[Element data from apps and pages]
---+---

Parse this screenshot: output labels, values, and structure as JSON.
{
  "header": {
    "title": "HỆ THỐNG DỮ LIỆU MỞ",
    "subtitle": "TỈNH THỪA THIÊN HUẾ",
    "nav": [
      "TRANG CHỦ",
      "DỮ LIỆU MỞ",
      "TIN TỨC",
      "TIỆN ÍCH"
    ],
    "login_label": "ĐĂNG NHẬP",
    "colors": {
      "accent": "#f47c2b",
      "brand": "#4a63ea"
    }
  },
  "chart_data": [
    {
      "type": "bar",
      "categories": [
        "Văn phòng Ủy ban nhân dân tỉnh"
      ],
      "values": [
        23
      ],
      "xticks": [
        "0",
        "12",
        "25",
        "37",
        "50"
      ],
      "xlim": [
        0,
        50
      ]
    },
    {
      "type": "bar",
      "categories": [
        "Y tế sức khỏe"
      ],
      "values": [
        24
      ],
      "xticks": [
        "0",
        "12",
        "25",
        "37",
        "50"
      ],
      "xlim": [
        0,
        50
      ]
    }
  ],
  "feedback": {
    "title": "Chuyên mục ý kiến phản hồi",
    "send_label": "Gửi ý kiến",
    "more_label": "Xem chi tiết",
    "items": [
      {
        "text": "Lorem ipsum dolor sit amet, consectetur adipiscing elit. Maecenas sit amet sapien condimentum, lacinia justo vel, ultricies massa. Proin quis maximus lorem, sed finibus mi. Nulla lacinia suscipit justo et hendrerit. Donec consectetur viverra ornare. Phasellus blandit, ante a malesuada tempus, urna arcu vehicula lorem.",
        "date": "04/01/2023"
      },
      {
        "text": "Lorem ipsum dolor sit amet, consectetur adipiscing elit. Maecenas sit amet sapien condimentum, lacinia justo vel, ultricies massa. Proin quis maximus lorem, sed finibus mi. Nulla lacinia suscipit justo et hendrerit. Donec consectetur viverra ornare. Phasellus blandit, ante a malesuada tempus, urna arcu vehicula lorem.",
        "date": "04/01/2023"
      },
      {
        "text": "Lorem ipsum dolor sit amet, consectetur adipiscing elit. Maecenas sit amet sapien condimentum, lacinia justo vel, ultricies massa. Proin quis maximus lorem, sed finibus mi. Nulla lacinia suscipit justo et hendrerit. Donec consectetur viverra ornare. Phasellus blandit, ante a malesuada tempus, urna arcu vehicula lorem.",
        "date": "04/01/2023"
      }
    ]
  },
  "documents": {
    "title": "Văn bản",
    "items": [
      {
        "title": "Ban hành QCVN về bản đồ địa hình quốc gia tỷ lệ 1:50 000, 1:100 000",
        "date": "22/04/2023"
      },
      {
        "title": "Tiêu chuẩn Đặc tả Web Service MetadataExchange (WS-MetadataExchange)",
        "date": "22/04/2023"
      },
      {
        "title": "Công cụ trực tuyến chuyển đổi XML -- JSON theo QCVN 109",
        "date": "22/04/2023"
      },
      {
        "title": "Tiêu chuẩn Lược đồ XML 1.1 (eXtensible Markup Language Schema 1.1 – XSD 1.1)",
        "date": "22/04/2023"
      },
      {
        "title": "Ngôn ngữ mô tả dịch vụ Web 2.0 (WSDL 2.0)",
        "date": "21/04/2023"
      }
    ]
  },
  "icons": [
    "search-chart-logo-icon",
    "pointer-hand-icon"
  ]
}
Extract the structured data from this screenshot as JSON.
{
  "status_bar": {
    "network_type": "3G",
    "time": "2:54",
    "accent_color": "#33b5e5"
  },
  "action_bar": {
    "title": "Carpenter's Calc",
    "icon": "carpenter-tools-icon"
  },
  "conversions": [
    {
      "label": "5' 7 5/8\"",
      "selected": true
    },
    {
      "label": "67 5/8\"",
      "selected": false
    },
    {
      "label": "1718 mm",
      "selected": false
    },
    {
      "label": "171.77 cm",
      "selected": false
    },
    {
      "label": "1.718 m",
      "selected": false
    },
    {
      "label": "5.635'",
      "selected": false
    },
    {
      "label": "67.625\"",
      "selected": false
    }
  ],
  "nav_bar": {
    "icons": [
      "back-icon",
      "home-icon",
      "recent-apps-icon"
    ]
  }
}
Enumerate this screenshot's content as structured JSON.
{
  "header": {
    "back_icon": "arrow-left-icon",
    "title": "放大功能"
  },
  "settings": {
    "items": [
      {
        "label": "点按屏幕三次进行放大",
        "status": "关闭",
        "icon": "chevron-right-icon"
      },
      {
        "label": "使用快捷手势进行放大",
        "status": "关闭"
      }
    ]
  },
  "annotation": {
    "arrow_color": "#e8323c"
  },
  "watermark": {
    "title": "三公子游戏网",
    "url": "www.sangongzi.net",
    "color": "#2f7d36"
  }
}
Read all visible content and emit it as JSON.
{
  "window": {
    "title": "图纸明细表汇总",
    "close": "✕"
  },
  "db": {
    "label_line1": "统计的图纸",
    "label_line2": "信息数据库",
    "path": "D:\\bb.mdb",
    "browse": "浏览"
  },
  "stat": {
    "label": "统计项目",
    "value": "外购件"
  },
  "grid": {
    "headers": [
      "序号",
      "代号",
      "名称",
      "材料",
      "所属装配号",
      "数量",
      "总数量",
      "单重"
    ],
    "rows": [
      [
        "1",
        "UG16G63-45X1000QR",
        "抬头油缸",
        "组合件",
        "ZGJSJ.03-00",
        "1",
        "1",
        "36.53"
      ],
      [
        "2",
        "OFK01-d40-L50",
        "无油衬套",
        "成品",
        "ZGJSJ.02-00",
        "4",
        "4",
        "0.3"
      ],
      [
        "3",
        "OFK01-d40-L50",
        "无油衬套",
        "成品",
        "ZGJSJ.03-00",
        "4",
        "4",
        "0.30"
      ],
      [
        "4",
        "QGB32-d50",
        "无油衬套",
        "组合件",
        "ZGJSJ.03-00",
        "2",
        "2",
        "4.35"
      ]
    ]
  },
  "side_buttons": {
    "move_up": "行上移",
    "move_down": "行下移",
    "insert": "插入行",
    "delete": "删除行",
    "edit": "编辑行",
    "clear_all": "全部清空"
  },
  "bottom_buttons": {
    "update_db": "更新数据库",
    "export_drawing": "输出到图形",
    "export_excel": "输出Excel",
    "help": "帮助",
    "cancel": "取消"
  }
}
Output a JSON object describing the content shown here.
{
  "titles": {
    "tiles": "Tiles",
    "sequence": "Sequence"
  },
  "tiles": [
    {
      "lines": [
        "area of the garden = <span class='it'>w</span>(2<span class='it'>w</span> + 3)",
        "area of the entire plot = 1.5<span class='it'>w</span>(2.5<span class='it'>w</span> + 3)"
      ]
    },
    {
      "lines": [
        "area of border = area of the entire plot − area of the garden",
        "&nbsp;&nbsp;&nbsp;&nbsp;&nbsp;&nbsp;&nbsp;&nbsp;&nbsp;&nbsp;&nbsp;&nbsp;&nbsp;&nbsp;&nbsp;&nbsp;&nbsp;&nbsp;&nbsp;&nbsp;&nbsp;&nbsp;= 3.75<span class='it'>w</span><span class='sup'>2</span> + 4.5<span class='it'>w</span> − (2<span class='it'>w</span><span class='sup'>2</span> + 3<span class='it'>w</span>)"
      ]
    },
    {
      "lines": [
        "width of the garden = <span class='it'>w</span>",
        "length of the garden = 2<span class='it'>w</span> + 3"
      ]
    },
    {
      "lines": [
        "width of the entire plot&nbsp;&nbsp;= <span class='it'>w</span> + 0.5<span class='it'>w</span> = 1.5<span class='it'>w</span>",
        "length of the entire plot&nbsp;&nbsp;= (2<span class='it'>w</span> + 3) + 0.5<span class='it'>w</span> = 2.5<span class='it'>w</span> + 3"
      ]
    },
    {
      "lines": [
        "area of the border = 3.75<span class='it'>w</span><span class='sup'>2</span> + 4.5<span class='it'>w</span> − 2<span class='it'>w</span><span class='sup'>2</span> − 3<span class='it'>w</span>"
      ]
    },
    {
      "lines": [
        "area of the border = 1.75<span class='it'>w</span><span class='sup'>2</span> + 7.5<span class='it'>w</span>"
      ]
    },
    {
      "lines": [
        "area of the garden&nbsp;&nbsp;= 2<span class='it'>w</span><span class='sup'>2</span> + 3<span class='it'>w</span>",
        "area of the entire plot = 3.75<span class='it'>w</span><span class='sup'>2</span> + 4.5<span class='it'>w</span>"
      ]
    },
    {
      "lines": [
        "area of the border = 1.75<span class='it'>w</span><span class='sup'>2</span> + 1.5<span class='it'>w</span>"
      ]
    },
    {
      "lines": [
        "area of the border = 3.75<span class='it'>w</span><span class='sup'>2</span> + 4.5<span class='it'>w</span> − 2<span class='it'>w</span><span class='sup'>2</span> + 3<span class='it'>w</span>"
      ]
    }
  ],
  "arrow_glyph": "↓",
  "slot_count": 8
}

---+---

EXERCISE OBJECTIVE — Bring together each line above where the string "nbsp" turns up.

RESULT —
        "&nbsp;&nbsp;&nbsp;&nbsp;&nbsp;&nbsp;&nbsp;&nbsp;&nbsp;&nbsp;&nbsp;&nbsp;&nbsp;&nbsp;&nbsp;&nbsp;&nbsp;&nbsp;&nbsp;&nbsp;&nbsp;&nbsp;= 3.75<span class='it'>w</span><span class='sup'>2</span> + 4.5<span class='it'>w</span> − (2<span class='it'>w</span><span class='sup'>2</span> + 3<span class='it'>w</span>)"
        "width of the entire plot&nbsp;&nbsp;= <span class='it'>w</span> + 0.5<span class='it'>w</span> = 1.5<span class='it'>w</span>",
        "length of the entire plot&nbsp;&nbsp;= (2<span class='it'>w</span> + 3) + 0.5<span class='it'>w</span> = 2.5<span class='it'>w</span> + 3"
        "area of the garden&nbsp;&nbsp;= 2<span class='it'>w</span><span class='sup'>2</span> + 3<span class='it'>w</span>",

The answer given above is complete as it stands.